[App and web page records]
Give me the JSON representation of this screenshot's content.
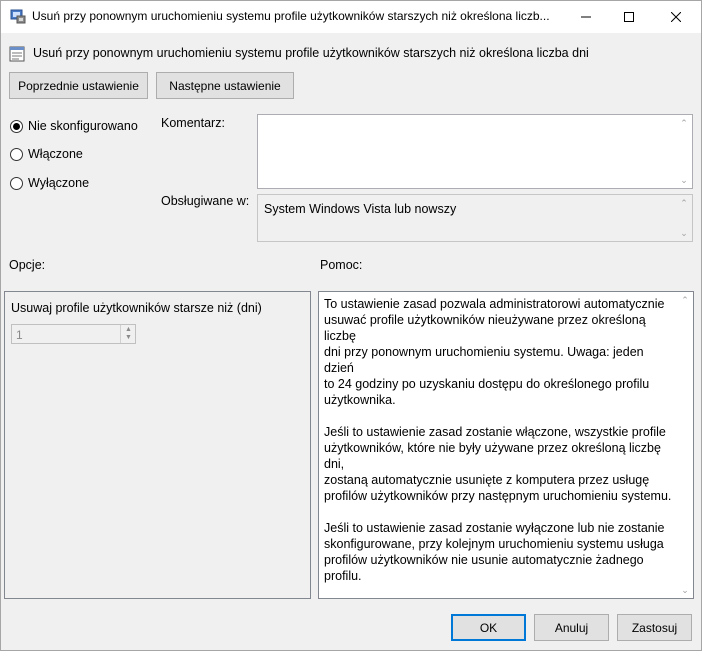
{
  "window": {
    "title": "Usuń przy ponownym uruchomieniu systemu profile użytkowników starszych niż określona liczb...",
    "icon": "policy-settings-icon"
  },
  "header": {
    "title": "Usuń przy ponownym uruchomieniu systemu profile użytkowników starszych niż określona liczba dni",
    "icon": "policy-icon"
  },
  "nav": {
    "prev_label": "Poprzednie ustawienie",
    "next_label": "Następne ustawienie"
  },
  "state": {
    "options": [
      {
        "label": "Nie skonfigurowano",
        "selected": true
      },
      {
        "label": "Włączone",
        "selected": false
      },
      {
        "label": "Wyłączone",
        "selected": false
      }
    ]
  },
  "comment": {
    "label": "Komentarz:",
    "value": ""
  },
  "supported": {
    "label": "Obsługiwane w:",
    "value": "System Windows Vista lub nowszy"
  },
  "options_panel": {
    "heading": "Opcje:",
    "field_label": "Usuwaj profile użytkowników starsze niż (dni)",
    "field_value": "1"
  },
  "help_panel": {
    "heading": "Pomoc:",
    "paragraphs": [
      "To ustawienie zasad pozwala administratorowi automatycznie\nusuwać profile użytkowników nieużywane przez określoną liczbę\ndni przy ponownym uruchomieniu systemu. Uwaga: jeden dzień\nto 24 godziny po uzyskaniu dostępu do określonego profilu\nużytkownika.",
      "Jeśli to ustawienie zasad zostanie włączone, wszystkie profile\nużytkowników, które nie były używane przez określoną liczbę dni,\nzostaną automatycznie usunięte z komputera przez usługę\nprofilów użytkowników przy następnym uruchomieniu systemu.",
      "Jeśli to ustawienie zasad zostanie wyłączone lub nie zostanie\nskonfigurowane, przy kolejnym uruchomieniu systemu usługa\nprofilów użytkowników nie usunie automatycznie żadnego\nprofilu."
    ]
  },
  "footer": {
    "ok_label": "OK",
    "cancel_label": "Anuluj",
    "apply_label": "Zastosuj"
  },
  "colors": {
    "accent": "#0078d7",
    "dialog_bg": "#f0f0f0",
    "button_bg": "#e1e1e1"
  }
}
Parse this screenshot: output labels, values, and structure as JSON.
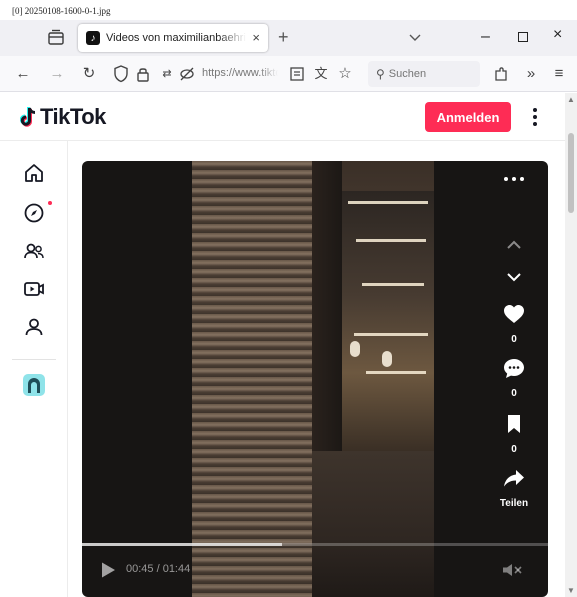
{
  "file_label": "[0] 20250108-1600-0-1.jpg",
  "browser": {
    "tab_title": "Videos von maximilianbaehring",
    "tab_close": "×",
    "new_tab": "+",
    "url": "https://www.tiktok.com",
    "search_placeholder": "Suchen",
    "window_min": "–",
    "window_close": "×"
  },
  "tiktok": {
    "logo_text": "TikTok",
    "login_label": "Anmelden",
    "sidebar": [
      {
        "name": "home",
        "icon": "home-icon"
      },
      {
        "name": "explore",
        "icon": "compass-icon"
      },
      {
        "name": "following",
        "icon": "users-icon"
      },
      {
        "name": "live",
        "icon": "live-video-icon"
      },
      {
        "name": "profile",
        "icon": "user-icon"
      },
      {
        "name": "avatar",
        "icon": "avatar-icon"
      }
    ],
    "video": {
      "likes": "0",
      "comments": "0",
      "saves": "0",
      "share_label": "Teilen",
      "time": "00:45 / 01:44",
      "progress": 0.43
    }
  },
  "colors": {
    "accent": "#fe2c55",
    "tiktok_cyan": "#25f4ee"
  }
}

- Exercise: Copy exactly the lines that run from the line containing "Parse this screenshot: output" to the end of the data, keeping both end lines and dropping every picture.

- Answer to this problem:
Parse this screenshot: output labels, values, and structure as JSON.
{
  "file_label": "[0] 20250108-1600-0-1.jpg",
  "browser": {
    "tab_title": "Videos von maximilianbaehring",
    "tab_close": "×",
    "new_tab": "+",
    "url": "https://www.tiktok.com",
    "search_placeholder": "Suchen",
    "window_min": "–",
    "window_close": "×"
  },
  "tiktok": {
    "logo_text": "TikTok",
    "login_label": "Anmelden",
    "sidebar": [
      {
        "name": "home",
        "icon": "home-icon"
      },
      {
        "name": "explore",
        "icon": "compass-icon"
      },
      {
        "name": "following",
        "icon": "users-icon"
      },
      {
        "name": "live",
        "icon": "live-video-icon"
      },
      {
        "name": "profile",
        "icon": "user-icon"
      },
      {
        "name": "avatar",
        "icon": "avatar-icon"
      }
    ],
    "video": {
      "likes": "0",
      "comments": "0",
      "saves": "0",
      "share_label": "Teilen",
      "time": "00:45 / 01:44",
      "progress": 0.43
    }
  },
  "colors": {
    "accent": "#fe2c55",
    "tiktok_cyan": "#25f4ee"
  }
}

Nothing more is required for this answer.